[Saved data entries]

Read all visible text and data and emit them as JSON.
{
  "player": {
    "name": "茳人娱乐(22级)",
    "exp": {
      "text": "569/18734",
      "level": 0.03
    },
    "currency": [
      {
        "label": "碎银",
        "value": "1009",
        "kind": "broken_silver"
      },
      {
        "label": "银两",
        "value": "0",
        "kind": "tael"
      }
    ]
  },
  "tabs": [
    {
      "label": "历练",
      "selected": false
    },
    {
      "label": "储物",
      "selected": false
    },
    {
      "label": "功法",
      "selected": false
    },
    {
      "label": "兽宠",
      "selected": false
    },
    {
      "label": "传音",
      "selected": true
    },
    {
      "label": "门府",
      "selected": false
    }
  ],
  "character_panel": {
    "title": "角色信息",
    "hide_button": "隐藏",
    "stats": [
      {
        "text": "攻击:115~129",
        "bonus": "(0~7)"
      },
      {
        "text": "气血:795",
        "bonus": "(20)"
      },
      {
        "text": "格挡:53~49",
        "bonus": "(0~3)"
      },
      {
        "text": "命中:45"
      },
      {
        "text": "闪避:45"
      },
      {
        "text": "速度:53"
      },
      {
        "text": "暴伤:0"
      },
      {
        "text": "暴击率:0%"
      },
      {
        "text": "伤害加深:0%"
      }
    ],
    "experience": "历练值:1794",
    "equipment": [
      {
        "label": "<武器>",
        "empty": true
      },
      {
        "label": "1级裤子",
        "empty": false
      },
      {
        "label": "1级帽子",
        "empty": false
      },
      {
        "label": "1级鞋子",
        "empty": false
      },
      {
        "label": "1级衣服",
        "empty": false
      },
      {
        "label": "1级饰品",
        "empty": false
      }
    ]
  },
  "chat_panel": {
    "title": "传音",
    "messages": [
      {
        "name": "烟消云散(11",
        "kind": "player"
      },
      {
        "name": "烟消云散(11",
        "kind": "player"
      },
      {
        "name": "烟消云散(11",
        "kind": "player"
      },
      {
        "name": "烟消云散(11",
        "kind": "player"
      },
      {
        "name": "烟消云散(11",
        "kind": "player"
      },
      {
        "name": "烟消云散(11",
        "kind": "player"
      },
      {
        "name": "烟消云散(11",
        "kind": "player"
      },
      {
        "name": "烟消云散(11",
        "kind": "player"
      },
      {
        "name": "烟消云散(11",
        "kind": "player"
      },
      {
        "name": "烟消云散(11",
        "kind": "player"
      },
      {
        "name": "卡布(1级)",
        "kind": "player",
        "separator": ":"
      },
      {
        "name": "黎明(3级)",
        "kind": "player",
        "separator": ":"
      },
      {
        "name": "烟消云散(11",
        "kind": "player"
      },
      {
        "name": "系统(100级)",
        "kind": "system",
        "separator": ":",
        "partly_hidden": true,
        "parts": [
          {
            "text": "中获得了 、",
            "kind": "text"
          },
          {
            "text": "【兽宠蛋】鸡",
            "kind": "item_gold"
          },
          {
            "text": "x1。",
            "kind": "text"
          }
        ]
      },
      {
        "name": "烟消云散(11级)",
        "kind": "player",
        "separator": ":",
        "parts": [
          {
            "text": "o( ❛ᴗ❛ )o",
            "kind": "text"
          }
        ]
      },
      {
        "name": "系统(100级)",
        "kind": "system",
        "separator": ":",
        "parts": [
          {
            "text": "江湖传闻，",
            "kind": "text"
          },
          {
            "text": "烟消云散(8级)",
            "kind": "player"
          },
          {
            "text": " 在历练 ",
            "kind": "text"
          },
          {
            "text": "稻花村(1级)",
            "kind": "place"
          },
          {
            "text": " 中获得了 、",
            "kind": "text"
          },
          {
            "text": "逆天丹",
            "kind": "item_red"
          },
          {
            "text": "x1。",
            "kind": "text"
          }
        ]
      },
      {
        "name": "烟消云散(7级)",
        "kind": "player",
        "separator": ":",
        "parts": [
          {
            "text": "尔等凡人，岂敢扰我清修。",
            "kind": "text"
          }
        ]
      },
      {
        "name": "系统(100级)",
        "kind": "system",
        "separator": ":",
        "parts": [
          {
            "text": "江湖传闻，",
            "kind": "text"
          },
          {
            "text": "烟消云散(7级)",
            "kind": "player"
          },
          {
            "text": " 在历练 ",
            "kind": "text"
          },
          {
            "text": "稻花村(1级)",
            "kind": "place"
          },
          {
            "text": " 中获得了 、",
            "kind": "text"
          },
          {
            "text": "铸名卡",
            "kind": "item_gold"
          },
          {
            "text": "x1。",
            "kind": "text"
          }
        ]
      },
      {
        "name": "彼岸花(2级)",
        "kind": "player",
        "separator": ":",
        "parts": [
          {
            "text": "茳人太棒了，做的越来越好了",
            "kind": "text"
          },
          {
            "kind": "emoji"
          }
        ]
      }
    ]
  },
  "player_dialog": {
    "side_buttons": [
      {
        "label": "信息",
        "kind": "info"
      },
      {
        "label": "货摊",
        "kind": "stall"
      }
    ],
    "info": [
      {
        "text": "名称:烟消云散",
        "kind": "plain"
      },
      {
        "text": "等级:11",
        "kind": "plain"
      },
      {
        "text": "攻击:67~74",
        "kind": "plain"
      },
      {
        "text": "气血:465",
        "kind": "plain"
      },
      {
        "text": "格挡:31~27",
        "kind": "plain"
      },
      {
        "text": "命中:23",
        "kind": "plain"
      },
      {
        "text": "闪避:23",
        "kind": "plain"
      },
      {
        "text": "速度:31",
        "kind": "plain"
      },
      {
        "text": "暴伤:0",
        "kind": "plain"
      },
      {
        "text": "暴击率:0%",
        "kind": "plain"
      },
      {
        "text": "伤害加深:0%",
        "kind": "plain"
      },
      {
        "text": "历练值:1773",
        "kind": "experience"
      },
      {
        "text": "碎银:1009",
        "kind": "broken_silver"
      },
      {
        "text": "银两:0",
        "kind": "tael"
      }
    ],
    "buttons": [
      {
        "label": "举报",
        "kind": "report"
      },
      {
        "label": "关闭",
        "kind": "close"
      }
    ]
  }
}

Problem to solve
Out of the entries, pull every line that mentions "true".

Answer
      "selected": true
        "empty": true
        "partly_hidden": true,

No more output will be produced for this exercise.